TASK GOAL: Without skipping or changing anything, print all the entries.

(Entries from a dataset of interfaces)

+++

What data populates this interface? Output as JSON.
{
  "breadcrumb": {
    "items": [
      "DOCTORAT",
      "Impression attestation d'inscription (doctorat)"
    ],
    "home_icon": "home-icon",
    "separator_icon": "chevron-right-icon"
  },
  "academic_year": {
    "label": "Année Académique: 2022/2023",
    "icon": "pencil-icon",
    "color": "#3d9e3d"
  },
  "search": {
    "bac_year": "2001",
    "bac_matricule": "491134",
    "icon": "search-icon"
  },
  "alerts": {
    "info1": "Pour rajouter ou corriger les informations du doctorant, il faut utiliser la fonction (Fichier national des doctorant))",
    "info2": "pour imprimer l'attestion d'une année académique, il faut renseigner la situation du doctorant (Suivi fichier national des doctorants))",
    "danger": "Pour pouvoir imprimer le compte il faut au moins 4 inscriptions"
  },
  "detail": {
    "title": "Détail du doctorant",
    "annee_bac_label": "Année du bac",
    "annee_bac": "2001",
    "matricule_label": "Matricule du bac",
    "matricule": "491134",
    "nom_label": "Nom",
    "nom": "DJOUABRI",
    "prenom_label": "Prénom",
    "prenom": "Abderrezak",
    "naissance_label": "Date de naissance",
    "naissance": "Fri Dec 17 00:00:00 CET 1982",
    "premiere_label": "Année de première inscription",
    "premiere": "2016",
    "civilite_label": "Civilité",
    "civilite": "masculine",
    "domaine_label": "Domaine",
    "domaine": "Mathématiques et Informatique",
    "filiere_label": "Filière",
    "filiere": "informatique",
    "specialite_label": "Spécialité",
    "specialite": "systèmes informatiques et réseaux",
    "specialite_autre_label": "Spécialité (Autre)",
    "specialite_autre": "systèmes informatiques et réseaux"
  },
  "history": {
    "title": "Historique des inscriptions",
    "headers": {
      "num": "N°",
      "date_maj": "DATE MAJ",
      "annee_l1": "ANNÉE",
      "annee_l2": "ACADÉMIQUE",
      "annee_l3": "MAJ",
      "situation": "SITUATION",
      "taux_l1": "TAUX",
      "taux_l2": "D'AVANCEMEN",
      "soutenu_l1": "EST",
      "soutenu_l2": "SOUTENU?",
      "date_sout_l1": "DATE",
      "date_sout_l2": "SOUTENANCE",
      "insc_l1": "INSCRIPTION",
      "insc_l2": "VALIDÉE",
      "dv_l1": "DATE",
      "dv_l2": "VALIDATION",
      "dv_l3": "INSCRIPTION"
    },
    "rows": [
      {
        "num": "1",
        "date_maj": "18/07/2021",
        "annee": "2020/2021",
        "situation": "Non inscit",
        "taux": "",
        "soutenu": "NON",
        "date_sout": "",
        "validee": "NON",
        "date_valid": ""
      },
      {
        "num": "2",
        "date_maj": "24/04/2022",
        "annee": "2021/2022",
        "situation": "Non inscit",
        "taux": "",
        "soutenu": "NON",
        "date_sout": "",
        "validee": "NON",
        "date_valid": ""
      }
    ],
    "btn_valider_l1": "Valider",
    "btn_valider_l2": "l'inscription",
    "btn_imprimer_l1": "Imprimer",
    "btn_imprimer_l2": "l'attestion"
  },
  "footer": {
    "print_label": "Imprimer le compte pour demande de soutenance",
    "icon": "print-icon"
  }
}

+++

EXPECTED OUTPUT:
What data populates this interface? Output as JSON.
{
  "breadcrumb": {
    "items": [
      "DOCTORAT",
      "Impression attestation d'inscription (doctorat)"
    ],
    "home_icon": "home-icon",
    "separator_icon": "chevron-right-icon"
  },
  "academic_year": {
    "label": "Année Académique: 2022/2023",
    "icon": "pencil-icon",
    "color": "#3d9e3d"
  },
  "search": {
    "bac_year": "2001",
    "bac_matricule": "491134",
    "icon": "search-icon"
  },
  "alerts": {
    "info1": "Pour rajouter ou corriger les informations du doctorant, il faut utiliser la fonction (Fichier national des doctorant))",
    "info2": "pour imprimer l'attestion d'une année académique, il faut renseigner la situation du doctorant (Suivi fichier national des doctorants))",
    "danger": "Pour pouvoir imprimer le compte il faut au moins 4 inscriptions"
  },
  "detail": {
    "title": "Détail du doctorant",
    "annee_bac_label": "Année du bac",
    "annee_bac": "2001",
    "matricule_label": "Matricule du bac",
    "matricule": "491134",
    "nom_label": "Nom",
    "nom": "DJOUABRI",
    "prenom_label": "Prénom",
    "prenom": "Abderrezak",
    "naissance_label": "Date de naissance",
    "naissance": "Fri Dec 17 00:00:00 CET 1982",
    "premiere_label": "Année de première inscription",
    "premiere": "2016",
    "civilite_label": "Civilité",
    "civilite": "masculine",
    "domaine_label": "Domaine",
    "domaine": "Mathématiques et Informatique",
    "filiere_label": "Filière",
    "filiere": "informatique",
    "specialite_label": "Spécialité",
    "specialite": "systèmes informatiques et réseaux",
    "specialite_autre_label": "Spécialité (Autre)",
    "specialite_autre": "systèmes informatiques et réseaux"
  },
  "history": {
    "title": "Historique des inscriptions",
    "headers": {
      "num": "N°",
      "date_maj": "DATE MAJ",
      "annee_l1": "ANNÉE",
      "annee_l2": "ACADÉMIQUE",
      "annee_l3": "MAJ",
      "situation": "SITUATION",
      "taux_l1": "TAUX",
      "taux_l2": "D'AVANCEMEN",
      "soutenu_l1": "EST",
      "soutenu_l2": "SOUTENU?",
      "date_sout_l1": "DATE",
      "date_sout_l2": "SOUTENANCE",
      "insc_l1": "INSCRIPTION",
      "insc_l2": "VALIDÉE",
      "dv_l1": "DATE",
      "dv_l2": "VALIDATION",
      "dv_l3": "INSCRIPTION"
    },
    "rows": [
      {
        "num": "1",
        "date_maj": "18/07/2021",
        "annee": "2020/2021",
        "situation": "Non inscit",
        "taux": "",
        "soutenu": "NON",
        "date_sout": "",
        "validee": "NON",
        "date_valid": ""
      },
      {
        "num": "2",
        "date_maj": "24/04/2022",
        "annee": "2021/2022",
        "situation": "Non inscit",
        "taux": "",
        "soutenu": "NON",
        "date_sout": "",
        "validee": "NON",
        "date_valid": ""
      }
    ],
    "btn_valider_l1": "Valider",
    "btn_valider_l2": "l'inscription",
    "btn_imprimer_l1": "Imprimer",
    "btn_imprimer_l2": "l'attestion"
  },
  "footer": {
    "print_label": "Imprimer le compte pour demande de soutenance",
    "icon": "print-icon"
  }
}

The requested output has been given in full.